* Problem statement
Please repeat the data exactly. Any picture in it stays out.

* Component data from apps and pages

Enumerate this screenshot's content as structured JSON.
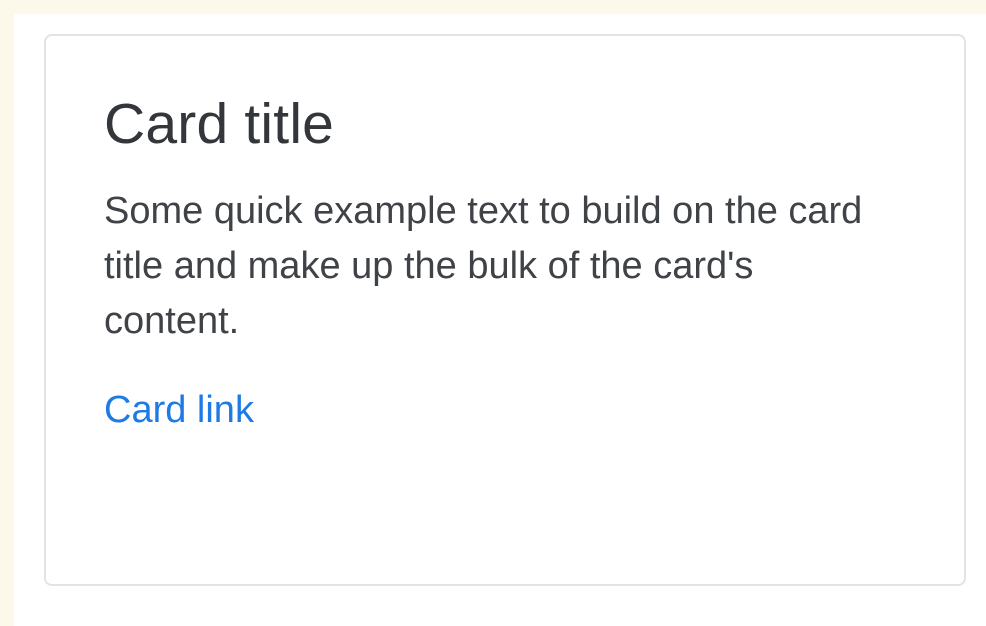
{
  "card": {
    "title": "Card title",
    "text": "Some quick example text to build on the card title and make up the bulk of the card's content.",
    "link_label": "Card link"
  },
  "colors": {
    "page_background": "#ffffff",
    "top_left_background": "#fcf8ea",
    "card_border": "#e3e3e3",
    "title_text": "#33363b",
    "body_text": "#3f4246",
    "link_text": "#1f7be4"
  }
}
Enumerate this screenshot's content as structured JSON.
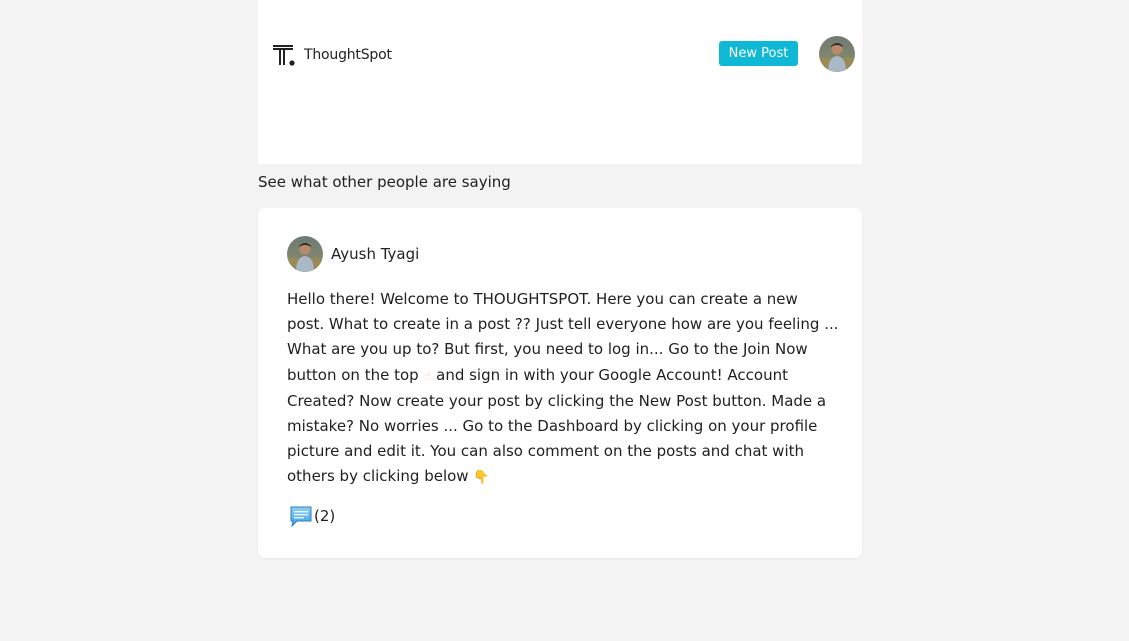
{
  "header": {
    "brand": "ThoughtSpot",
    "new_post_label": "New Post"
  },
  "feed": {
    "heading": "See what other people are saying"
  },
  "post": {
    "author": "Ayush Tyagi",
    "body_part1": "Hello there! Welcome to THOUGHTSPOT. Here you can create a new post. What to create in a post ?? Just tell everyone how are you feeling ... What are you up to? But first, you need to log in... Go to the Join Now button on the top ",
    "emoji_up": "☝",
    "body_part2": " and sign in with your Google Account! Account Created? Now create your post by clicking the New Post button. Made a mistake? No worries ... Go to the Dashboard by clicking on your profile picture and edit it. You can also comment on the posts and chat with others by clicking below ",
    "emoji_down": "👇",
    "comment_count": "(2)"
  },
  "icons": {
    "logo": "thoughtspot-logo-icon",
    "comment": "speech-bubble-icon",
    "avatar": "user-avatar"
  },
  "colors": {
    "accent": "#0fb8d4",
    "background": "#f3f3f3",
    "card": "#ffffff"
  }
}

* Solution for this exercise
Enumerate this screenshot's content as structured JSON.
{
  "card": {
    "title": "Card title",
    "text": "Some quick example text to build on the card title and make up the bulk of the card's content.",
    "link_label": "Card link"
  },
  "colors": {
    "page_background": "#ffffff",
    "top_left_background": "#fcf8ea",
    "card_border": "#e3e3e3",
    "title_text": "#33363b",
    "body_text": "#3f4246",
    "link_text": "#1f7be4"
  }
}
Enumerate this screenshot's content as structured JSON.
{
  "header": {
    "brand": "ThoughtSpot",
    "new_post_label": "New Post"
  },
  "feed": {
    "heading": "See what other people are saying"
  },
  "post": {
    "author": "Ayush Tyagi",
    "body_part1": "Hello there! Welcome to THOUGHTSPOT. Here you can create a new post. What to create in a post ?? Just tell everyone how are you feeling ... What are you up to? But first, you need to log in... Go to the Join Now button on the top ",
    "emoji_up": "☝",
    "body_part2": " and sign in with your Google Account! Account Created? Now create your post by clicking the New Post button. Made a mistake? No worries ... Go to the Dashboard by clicking on your profile picture and edit it. You can also comment on the posts and chat with others by clicking below ",
    "emoji_down": "👇",
    "comment_count": "(2)"
  },
  "icons": {
    "logo": "thoughtspot-logo-icon",
    "comment": "speech-bubble-icon",
    "avatar": "user-avatar"
  },
  "colors": {
    "accent": "#0fb8d4",
    "background": "#f3f3f3",
    "card": "#ffffff"
  }
}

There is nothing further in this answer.